◆ **EXTRACTED INFORMATION**
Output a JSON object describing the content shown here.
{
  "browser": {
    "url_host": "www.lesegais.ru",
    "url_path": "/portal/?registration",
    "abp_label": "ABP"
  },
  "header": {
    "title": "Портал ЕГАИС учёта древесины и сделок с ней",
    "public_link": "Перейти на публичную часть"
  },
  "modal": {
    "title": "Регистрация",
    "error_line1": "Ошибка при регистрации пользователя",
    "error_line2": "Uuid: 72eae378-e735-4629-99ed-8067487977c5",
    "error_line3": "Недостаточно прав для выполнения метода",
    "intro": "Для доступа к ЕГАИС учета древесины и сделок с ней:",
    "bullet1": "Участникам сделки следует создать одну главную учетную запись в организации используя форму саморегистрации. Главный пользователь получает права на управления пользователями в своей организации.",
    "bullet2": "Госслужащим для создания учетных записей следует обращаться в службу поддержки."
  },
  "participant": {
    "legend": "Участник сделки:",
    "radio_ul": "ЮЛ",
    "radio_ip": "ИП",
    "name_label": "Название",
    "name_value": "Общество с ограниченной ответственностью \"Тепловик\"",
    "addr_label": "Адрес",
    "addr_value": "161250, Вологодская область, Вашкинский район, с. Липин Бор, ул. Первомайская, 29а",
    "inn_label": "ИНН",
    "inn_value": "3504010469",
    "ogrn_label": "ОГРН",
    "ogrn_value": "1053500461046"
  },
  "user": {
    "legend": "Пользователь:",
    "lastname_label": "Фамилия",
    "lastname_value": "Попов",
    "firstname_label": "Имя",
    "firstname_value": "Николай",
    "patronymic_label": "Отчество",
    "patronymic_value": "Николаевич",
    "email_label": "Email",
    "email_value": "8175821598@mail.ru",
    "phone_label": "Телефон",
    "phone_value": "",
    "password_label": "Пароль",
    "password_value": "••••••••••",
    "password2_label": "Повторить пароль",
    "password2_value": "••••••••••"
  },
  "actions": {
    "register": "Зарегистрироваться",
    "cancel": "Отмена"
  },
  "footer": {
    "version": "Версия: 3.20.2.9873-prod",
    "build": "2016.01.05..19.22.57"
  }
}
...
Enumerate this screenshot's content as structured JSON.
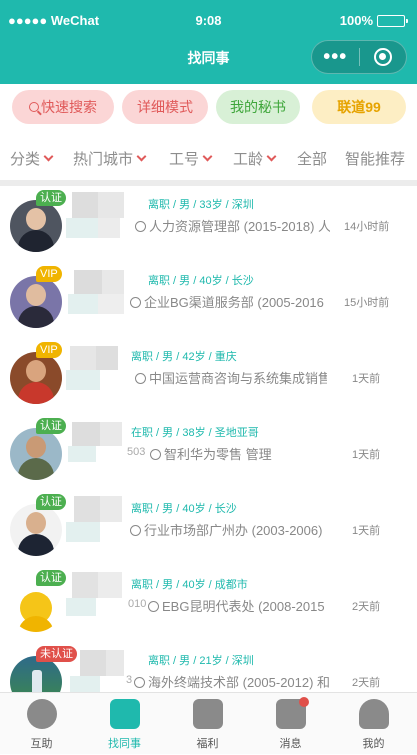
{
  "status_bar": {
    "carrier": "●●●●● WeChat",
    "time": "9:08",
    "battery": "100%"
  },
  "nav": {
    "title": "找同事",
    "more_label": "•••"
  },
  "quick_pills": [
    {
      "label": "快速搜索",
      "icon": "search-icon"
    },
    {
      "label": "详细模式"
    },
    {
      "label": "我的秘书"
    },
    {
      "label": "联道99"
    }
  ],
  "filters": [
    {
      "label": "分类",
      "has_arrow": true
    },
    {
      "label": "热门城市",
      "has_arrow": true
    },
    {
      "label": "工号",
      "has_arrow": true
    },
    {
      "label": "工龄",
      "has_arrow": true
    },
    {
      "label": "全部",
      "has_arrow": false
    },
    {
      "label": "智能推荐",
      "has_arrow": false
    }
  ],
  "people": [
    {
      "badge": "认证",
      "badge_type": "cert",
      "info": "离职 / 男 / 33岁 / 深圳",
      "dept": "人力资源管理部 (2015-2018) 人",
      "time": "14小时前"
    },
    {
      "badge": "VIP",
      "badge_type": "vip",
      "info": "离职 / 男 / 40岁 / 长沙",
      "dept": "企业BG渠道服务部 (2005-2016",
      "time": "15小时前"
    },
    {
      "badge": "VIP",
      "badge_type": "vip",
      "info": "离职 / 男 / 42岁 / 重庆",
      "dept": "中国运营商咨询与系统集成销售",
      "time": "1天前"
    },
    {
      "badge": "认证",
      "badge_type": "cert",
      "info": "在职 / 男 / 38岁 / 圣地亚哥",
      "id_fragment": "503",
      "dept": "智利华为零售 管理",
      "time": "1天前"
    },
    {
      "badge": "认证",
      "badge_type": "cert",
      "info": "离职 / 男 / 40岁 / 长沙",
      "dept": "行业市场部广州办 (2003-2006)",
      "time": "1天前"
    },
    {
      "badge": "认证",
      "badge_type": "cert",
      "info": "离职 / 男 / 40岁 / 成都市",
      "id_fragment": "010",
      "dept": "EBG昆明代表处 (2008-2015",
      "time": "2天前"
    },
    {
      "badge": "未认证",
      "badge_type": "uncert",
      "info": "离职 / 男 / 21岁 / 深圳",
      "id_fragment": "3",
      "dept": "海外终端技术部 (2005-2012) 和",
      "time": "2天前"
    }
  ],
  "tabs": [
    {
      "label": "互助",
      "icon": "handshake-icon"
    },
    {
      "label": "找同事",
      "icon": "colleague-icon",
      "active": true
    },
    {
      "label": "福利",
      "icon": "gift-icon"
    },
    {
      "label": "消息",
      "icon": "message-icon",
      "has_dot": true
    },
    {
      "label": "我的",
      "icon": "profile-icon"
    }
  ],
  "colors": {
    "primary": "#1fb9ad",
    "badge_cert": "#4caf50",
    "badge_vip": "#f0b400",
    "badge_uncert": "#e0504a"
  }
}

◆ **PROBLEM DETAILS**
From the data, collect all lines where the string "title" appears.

◆ **ANSWER SECTION**
    "title": "Портал ЕГАИС учёта древесины и сделок с ней",
    "title": "Регистрация",
    "title": "找同事",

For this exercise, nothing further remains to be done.